Still known as Dollar Brand at the time of this recording, Abdullah Ibrahim had his first encounter with a large ensemble on African Space Program, and the results are quite successful. Despite a muddy sound quality, this is music built on infectious themes and played with verve by a fine cast of instrumentalists. The first part of "Tintiyana," entirely written, is redolent of Ellington and Mingus, all churning low tones and percussion. When the second portion begins, the mood turns celebratory with a striding, gospel-imbued theme supporting heroic solos from all involved. Several of the musicians on hand were generally involved with the avant-garde end of the jazz spectrum at the time, and their playing is full of bite and a risk-taking nature that greatly enlivens the proceedings.
The extraordinary South African pianist meets his countryman, the late, very great bassist Johnny Dyani, and the result is one of the single most beautiful recordings of the '70s. The duo mix in traditional African and Islamic songs and perform with a fervor and depth of feeling rarely heard in or outside of jazz. From the opening traditional Xhosa song, "Ntsikana's Bell," the rich, sonorous approach of these two musicians is evident, both singing in stirring fashion, Ibrahim guttural and serious, Dyani as free and light as a swallow. Ibrahim treats the listener to some of his all-too-rarely heard flute work on the following track, using Kirk-ian techniques of sung overtones in a gorgeous original.
This is one of Abdullah Ibrahim's most colorful band recordings. With a 12-piece group that includes altoist Carlos Ward, trombonist Craig Harris and bassist Cecil McBee along with some lesser-known names, Ibrahim performs eight folklike originals that pay tribute to his life growing up in South Africa. "The Homecoming Song," "Anthem for the New Nation" and especially "The Wedding" (a beautiful hymn) are particularly memorable.

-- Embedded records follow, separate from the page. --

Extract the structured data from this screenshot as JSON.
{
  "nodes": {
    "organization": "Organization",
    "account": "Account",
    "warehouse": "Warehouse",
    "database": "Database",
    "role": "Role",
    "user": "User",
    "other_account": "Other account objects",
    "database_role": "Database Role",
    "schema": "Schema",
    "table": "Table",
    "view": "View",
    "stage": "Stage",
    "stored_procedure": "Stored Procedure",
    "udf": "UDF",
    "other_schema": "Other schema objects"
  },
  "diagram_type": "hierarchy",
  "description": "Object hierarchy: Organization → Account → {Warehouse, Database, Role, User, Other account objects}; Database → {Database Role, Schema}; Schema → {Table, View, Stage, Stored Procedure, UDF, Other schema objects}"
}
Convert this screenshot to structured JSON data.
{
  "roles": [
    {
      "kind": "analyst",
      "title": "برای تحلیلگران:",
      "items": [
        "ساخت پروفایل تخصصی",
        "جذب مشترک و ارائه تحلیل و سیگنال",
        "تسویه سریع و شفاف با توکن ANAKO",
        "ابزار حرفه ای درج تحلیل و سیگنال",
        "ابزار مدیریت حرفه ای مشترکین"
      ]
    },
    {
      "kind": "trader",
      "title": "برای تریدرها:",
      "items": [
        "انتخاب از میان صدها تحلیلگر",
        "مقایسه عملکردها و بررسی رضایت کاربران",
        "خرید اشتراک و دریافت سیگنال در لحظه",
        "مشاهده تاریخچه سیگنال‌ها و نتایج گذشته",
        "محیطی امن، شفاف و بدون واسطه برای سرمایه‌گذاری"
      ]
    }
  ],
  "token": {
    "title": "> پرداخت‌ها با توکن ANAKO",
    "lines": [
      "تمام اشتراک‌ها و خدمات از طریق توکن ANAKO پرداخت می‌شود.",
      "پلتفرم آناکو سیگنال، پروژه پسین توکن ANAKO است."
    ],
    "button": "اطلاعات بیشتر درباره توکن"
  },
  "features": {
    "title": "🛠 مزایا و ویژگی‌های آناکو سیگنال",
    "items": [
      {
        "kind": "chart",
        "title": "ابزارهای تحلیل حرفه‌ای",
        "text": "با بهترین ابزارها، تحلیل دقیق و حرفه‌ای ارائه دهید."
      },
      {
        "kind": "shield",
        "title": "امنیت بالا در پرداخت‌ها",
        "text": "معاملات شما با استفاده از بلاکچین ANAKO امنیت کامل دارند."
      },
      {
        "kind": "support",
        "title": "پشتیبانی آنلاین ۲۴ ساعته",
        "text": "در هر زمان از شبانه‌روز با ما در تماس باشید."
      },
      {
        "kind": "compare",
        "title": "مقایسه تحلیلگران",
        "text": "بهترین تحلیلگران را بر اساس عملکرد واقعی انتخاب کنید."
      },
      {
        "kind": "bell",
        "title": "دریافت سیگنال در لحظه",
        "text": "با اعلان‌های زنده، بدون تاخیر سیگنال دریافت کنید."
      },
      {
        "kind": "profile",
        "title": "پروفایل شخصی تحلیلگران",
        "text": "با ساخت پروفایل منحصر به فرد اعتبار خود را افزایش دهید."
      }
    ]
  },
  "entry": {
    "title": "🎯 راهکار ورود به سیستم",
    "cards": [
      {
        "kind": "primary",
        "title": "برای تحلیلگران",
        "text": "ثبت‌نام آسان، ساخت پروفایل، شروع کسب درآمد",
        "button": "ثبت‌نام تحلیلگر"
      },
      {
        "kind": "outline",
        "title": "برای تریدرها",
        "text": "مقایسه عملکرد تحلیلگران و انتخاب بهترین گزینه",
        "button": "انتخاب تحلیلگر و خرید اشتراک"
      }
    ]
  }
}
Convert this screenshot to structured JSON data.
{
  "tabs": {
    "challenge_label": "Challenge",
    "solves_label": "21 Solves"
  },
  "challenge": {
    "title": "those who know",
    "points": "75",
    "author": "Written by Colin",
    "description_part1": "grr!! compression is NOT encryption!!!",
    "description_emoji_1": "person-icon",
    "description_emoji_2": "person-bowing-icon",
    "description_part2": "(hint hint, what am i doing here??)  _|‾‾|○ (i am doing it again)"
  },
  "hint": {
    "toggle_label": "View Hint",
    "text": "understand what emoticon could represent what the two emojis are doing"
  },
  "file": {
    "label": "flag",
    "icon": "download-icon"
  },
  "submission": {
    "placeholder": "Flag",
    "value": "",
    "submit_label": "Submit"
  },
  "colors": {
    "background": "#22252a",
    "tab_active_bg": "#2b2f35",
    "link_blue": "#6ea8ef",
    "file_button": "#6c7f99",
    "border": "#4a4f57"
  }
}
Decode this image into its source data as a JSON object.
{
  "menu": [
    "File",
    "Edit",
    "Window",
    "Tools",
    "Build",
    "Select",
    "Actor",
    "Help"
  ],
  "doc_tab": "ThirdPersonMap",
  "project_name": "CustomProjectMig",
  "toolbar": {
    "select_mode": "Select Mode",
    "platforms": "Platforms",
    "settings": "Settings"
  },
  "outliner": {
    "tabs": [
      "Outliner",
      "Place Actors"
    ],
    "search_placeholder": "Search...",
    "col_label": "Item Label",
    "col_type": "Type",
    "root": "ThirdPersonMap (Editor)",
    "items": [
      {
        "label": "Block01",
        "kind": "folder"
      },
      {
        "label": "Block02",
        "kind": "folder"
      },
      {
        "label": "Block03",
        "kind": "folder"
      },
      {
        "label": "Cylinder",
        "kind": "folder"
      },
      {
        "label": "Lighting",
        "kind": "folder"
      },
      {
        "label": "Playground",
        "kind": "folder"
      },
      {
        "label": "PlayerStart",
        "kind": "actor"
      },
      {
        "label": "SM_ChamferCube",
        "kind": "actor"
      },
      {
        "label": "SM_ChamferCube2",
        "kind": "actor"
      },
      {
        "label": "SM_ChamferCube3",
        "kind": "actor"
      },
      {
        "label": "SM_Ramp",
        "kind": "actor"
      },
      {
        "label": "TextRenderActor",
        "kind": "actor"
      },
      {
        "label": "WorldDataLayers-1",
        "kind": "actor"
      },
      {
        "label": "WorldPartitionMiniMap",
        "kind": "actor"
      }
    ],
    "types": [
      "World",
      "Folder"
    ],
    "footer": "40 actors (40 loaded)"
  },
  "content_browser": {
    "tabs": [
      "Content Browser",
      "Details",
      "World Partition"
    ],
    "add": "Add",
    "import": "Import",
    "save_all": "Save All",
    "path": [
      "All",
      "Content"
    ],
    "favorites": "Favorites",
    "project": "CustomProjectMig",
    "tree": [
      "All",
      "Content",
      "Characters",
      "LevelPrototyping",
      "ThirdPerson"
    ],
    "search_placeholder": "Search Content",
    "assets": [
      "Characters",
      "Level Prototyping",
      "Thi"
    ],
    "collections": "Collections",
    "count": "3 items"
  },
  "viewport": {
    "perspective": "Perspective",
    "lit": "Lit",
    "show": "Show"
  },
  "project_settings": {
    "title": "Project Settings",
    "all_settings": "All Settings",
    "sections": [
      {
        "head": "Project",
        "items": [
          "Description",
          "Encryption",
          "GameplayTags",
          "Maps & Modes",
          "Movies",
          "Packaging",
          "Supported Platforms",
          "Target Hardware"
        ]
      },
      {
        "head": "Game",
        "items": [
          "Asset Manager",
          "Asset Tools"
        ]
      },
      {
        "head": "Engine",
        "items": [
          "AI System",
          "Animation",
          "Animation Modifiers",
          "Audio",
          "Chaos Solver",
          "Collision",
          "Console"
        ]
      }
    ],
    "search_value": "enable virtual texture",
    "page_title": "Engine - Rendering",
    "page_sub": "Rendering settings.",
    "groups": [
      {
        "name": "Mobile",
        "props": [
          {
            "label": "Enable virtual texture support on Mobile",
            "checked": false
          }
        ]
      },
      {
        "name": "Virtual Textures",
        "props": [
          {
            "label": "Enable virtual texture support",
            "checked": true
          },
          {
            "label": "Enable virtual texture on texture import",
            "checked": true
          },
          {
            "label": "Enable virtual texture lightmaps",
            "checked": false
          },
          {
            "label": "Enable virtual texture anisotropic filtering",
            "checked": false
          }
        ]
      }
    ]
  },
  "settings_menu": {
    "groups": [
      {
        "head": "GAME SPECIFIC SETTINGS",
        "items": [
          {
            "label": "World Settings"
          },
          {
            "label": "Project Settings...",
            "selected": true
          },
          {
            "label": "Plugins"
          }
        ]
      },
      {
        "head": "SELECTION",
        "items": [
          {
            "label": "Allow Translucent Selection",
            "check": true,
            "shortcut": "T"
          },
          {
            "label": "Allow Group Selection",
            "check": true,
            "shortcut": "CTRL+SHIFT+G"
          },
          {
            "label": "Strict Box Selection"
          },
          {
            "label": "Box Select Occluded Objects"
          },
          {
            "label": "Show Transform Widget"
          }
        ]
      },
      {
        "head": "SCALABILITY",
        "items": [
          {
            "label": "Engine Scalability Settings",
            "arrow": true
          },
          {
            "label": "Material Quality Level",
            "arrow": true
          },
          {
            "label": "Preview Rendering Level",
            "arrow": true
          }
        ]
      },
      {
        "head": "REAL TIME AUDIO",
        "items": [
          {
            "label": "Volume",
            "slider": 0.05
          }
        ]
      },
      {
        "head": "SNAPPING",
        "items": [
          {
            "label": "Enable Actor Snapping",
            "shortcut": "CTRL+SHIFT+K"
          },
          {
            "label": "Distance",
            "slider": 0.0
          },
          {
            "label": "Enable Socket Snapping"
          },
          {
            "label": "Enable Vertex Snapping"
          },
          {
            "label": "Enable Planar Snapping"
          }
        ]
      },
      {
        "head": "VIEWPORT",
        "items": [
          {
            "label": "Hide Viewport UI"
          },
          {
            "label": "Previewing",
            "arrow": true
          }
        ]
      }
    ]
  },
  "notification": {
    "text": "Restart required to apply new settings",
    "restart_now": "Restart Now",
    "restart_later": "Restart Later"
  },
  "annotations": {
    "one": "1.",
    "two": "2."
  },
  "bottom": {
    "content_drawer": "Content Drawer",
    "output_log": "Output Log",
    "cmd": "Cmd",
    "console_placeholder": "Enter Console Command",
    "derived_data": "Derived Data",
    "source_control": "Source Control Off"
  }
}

A somewhat surprising pairing at the time, the former firebrand of the tenor sax and the wonderful South African pianist found a pleasant and relaxed meeting point. By 1978, Shepp had largely abandoned the ferocious attack that gained him renown in the '60s, settling on a rich, Ben Webster-ish tone and playing a repertoire consisting of modern standards and bluesy originals. Two such pieces, the lovely Dave Burrell/Marion Brown composition "Fortunato" and Mal Waldron's "Left Alone," are highlights of this session, Shepp's burnished tone as soft as an old shoe.